◆ Your goal: Which lines of the data hold the word "sempre"? Copy all of them.

◆ Input records:
********************

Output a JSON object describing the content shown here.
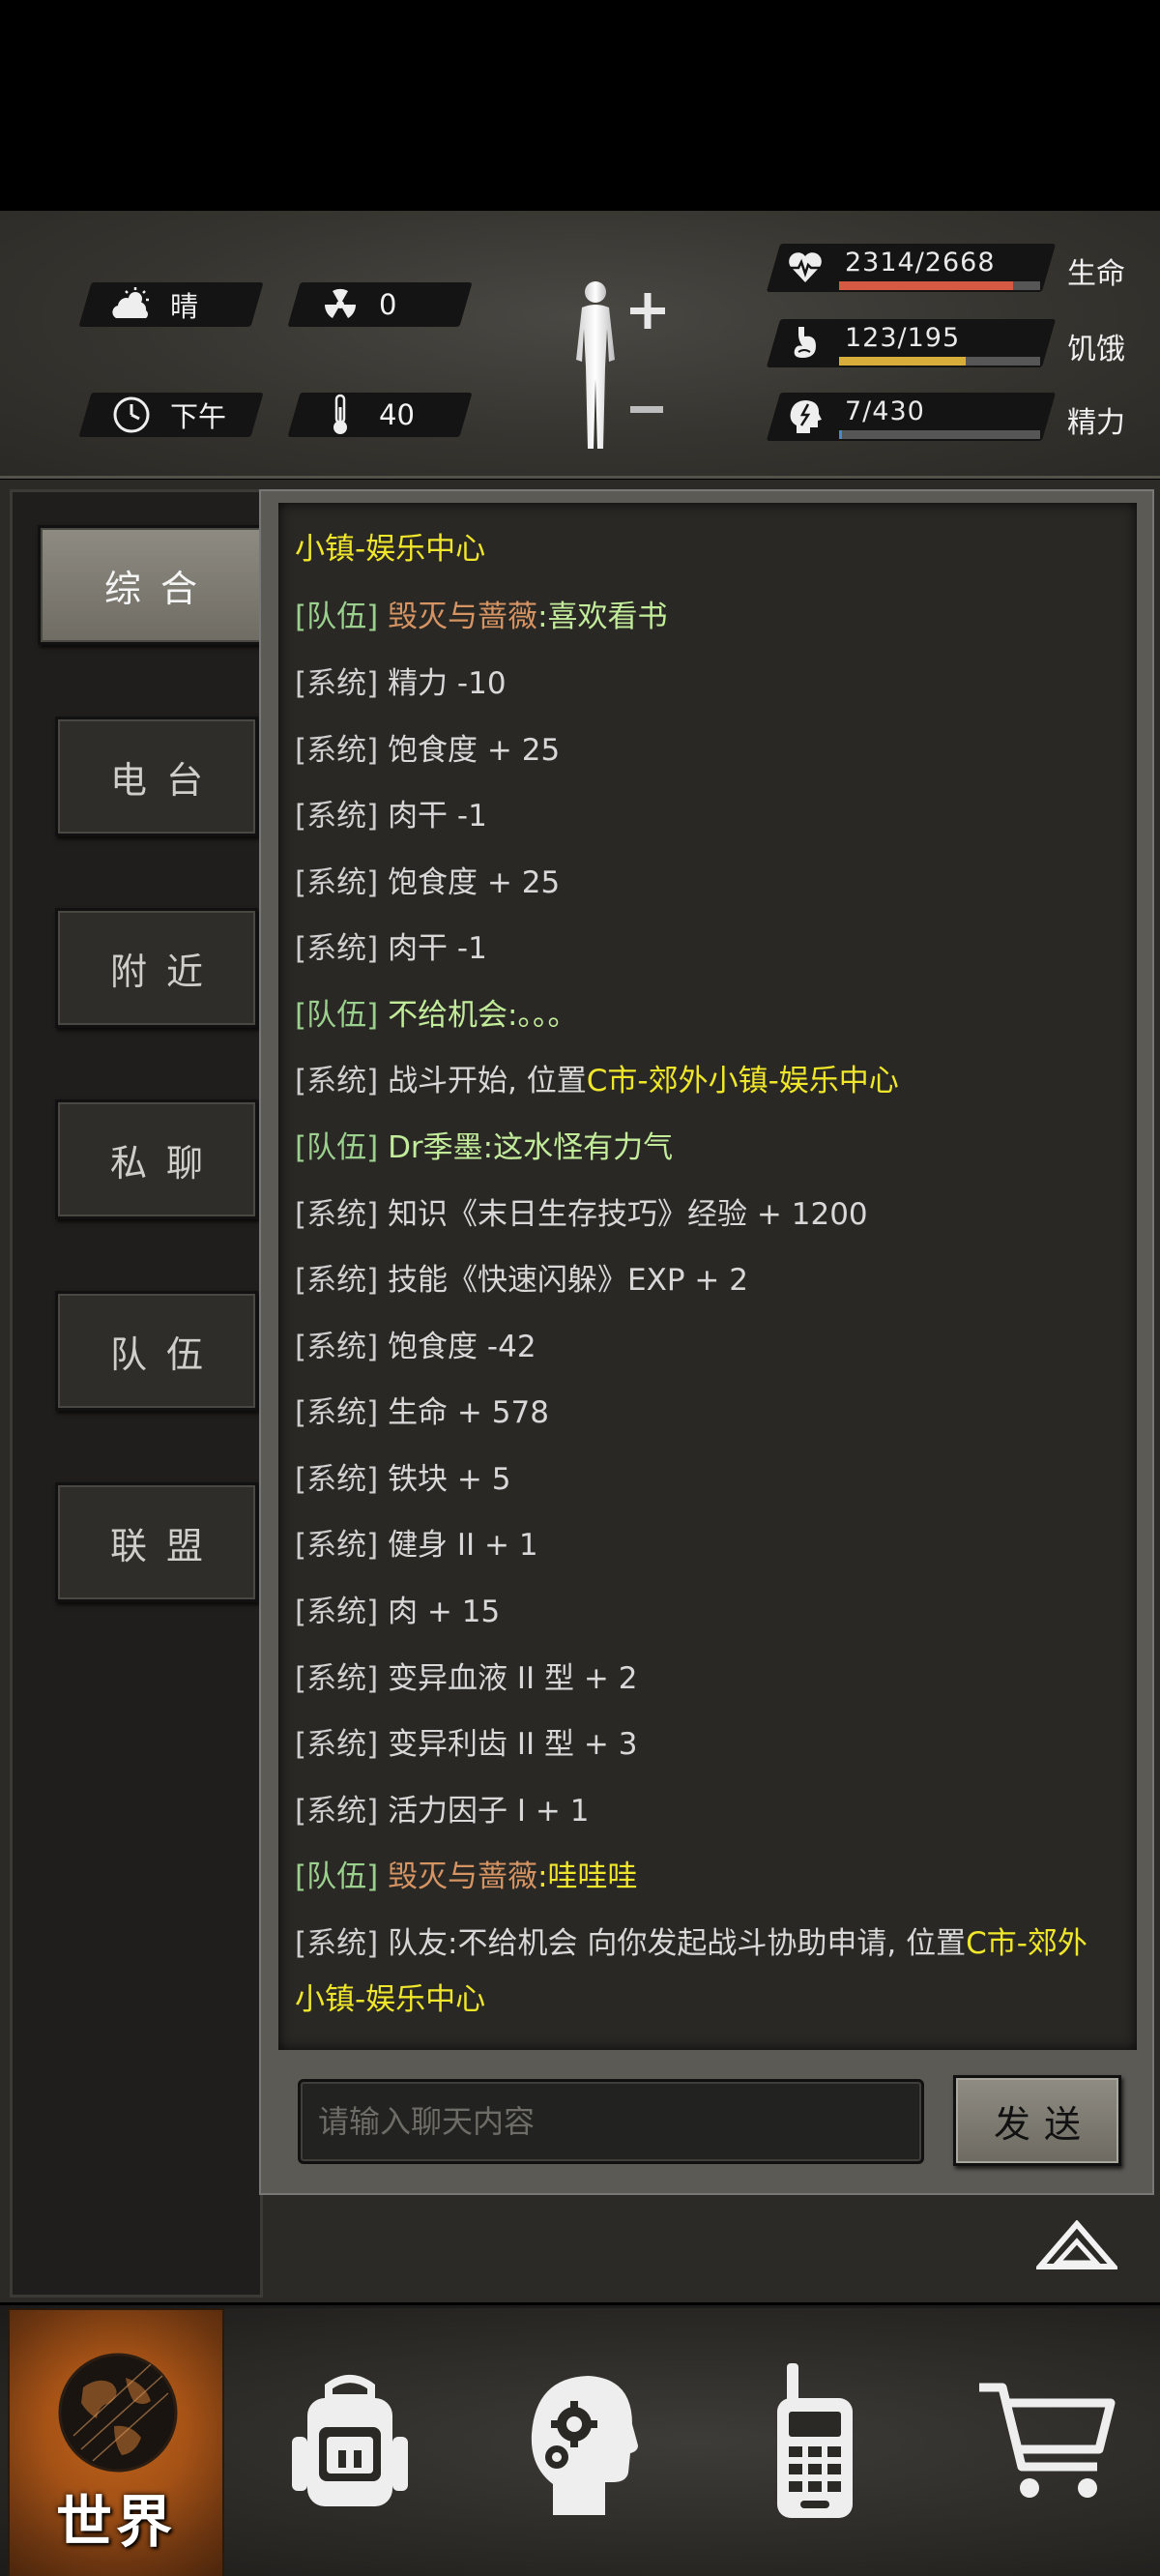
{
  "status": {
    "weather": "晴",
    "radiation": "0",
    "time_of_day": "下午",
    "temperature": "40",
    "stats": [
      {
        "id": "life",
        "value_text": "2314/2668",
        "label": "生命",
        "fraction": 0.867,
        "color": "#d65a43"
      },
      {
        "id": "hunger",
        "value_text": "123/195",
        "label": "饥饿",
        "fraction": 0.631,
        "color": "#d9ad3c"
      },
      {
        "id": "energy",
        "value_text": "7/430",
        "label": "精力",
        "fraction": 0.016,
        "color": "#4d87c9"
      }
    ]
  },
  "tabs": [
    {
      "label": "综合",
      "active": true
    },
    {
      "label": "电台",
      "active": false
    },
    {
      "label": "附近",
      "active": false
    },
    {
      "label": "私聊",
      "active": false
    },
    {
      "label": "队伍",
      "active": false
    },
    {
      "label": "联盟",
      "active": false
    }
  ],
  "chat": {
    "location_header": "小镇-娱乐中心",
    "messages": [
      {
        "tag": "[队伍]",
        "name": "毁灭与蔷薇",
        "text": ":喜欢看书"
      },
      {
        "tag": "[系统]",
        "text": "精力 -10"
      },
      {
        "tag": "[系统]",
        "text": "饱食度 + 25"
      },
      {
        "tag": "[系统]",
        "text": "肉干 -1"
      },
      {
        "tag": "[系统]",
        "text": "饱食度 + 25"
      },
      {
        "tag": "[系统]",
        "text": "肉干 -1"
      },
      {
        "tag": "[队伍]",
        "text": "不给机会:。。。"
      },
      {
        "tag": "[系统]",
        "text": "战斗开始, 位置",
        "highlight": "C市-郊外小镇-娱乐中心"
      },
      {
        "tag": "[队伍]",
        "text": "Dr季墨:这水怪有力气"
      },
      {
        "tag": "[系统]",
        "text": "知识《末日生存技巧》经验 + 1200"
      },
      {
        "tag": "[系统]",
        "text": "技能《快速闪躲》EXP + 2"
      },
      {
        "tag": "[系统]",
        "text": "饱食度 -42"
      },
      {
        "tag": "[系统]",
        "text": "生命 + 578"
      },
      {
        "tag": "[系统]",
        "text": "铁块 + 5"
      },
      {
        "tag": "[系统]",
        "text": "健身 II + 1"
      },
      {
        "tag": "[系统]",
        "text": "肉 + 15"
      },
      {
        "tag": "[系统]",
        "text": "变异血液 II 型 + 2"
      },
      {
        "tag": "[系统]",
        "text": "变异利齿 II 型 + 3"
      },
      {
        "tag": "[系统]",
        "text": "活力因子 I  + 1"
      },
      {
        "tag": "[队伍]",
        "name": "毁灭与蔷薇",
        "text": ":哇哇哇"
      },
      {
        "tag": "[系统]",
        "text": "队友:不给机会 向你发起战斗协助申请, 位置",
        "highlight": "C市-郊外",
        "continuation": "小镇-娱乐中心"
      }
    ],
    "input_placeholder": "请输入聊天内容",
    "send_label": "发送"
  },
  "bottom_nav": {
    "world_label": "世界",
    "items": [
      "backpack-icon",
      "skills-head-icon",
      "radio-icon",
      "shop-cart-icon"
    ]
  }
}
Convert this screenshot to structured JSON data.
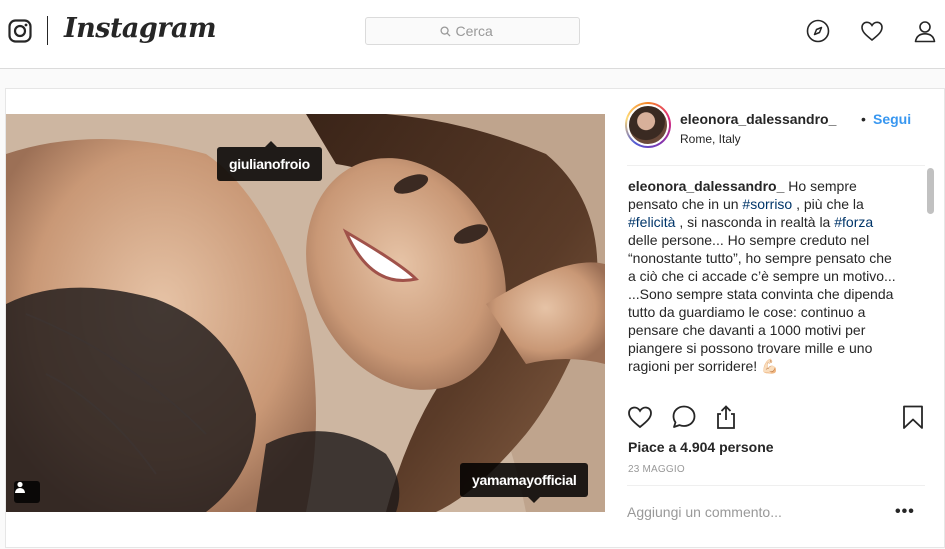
{
  "nav": {
    "wordmark": "Instagram",
    "search_placeholder": "Cerca",
    "icons": [
      "instagram-camera-icon",
      "search-icon",
      "compass-icon",
      "heart-icon",
      "profile-icon"
    ]
  },
  "post": {
    "username": "eleonora_dalessandro_",
    "separator": "•",
    "follow_label": "Segui",
    "location": "Rome, Italy",
    "tags": [
      {
        "label": "giulianofroio"
      },
      {
        "label": "yamamayofficial"
      }
    ],
    "caption": {
      "username": "eleonora_dalessandro_",
      "p1": " Ho sempre pensato che in un ",
      "h1": "#sorriso",
      "p2": " , più che la ",
      "h2": "#felicità",
      "p3": " , si nasconda in realtà la ",
      "h3": "#forza",
      "p4": " delle persone... Ho sempre creduto nel “nonostante tutto”, ho sempre pensato che a ciò che ci accade c’è sempre un motivo...",
      "p5": "...Sono sempre stata convinta che dipenda tutto da guardiamo le cose: continuo a pensare che davanti a 1000 motivi per piangere si possono trovare mille e uno ragioni per sorridere! 💪🏻"
    },
    "likes_text": "Piace a 4.904 persone",
    "date": "23 MAGGIO",
    "comment_placeholder": "Aggiungi un commento...",
    "more_label": "•••"
  },
  "colors": {
    "accent_link": "#3897f0",
    "hashtag": "#003569",
    "border": "#dbdbdb",
    "muted_text": "#999999"
  }
}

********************

◆ Solved problem:
      "p1": " Ho sempre pensato che in un ",
      "p4": " delle persone... Ho sempre creduto nel “nonostante tutto”, ho sempre pensato che a ciò che ci accade c’è sempre un motivo...",
      "p5": "...Sono sempre stata convinta che dipenda tutto da guardiamo le cose: continuo a pensare che davanti a 1000 motivi per piangere si possono trovare mille e uno ragioni per sorridere! 💪🏻"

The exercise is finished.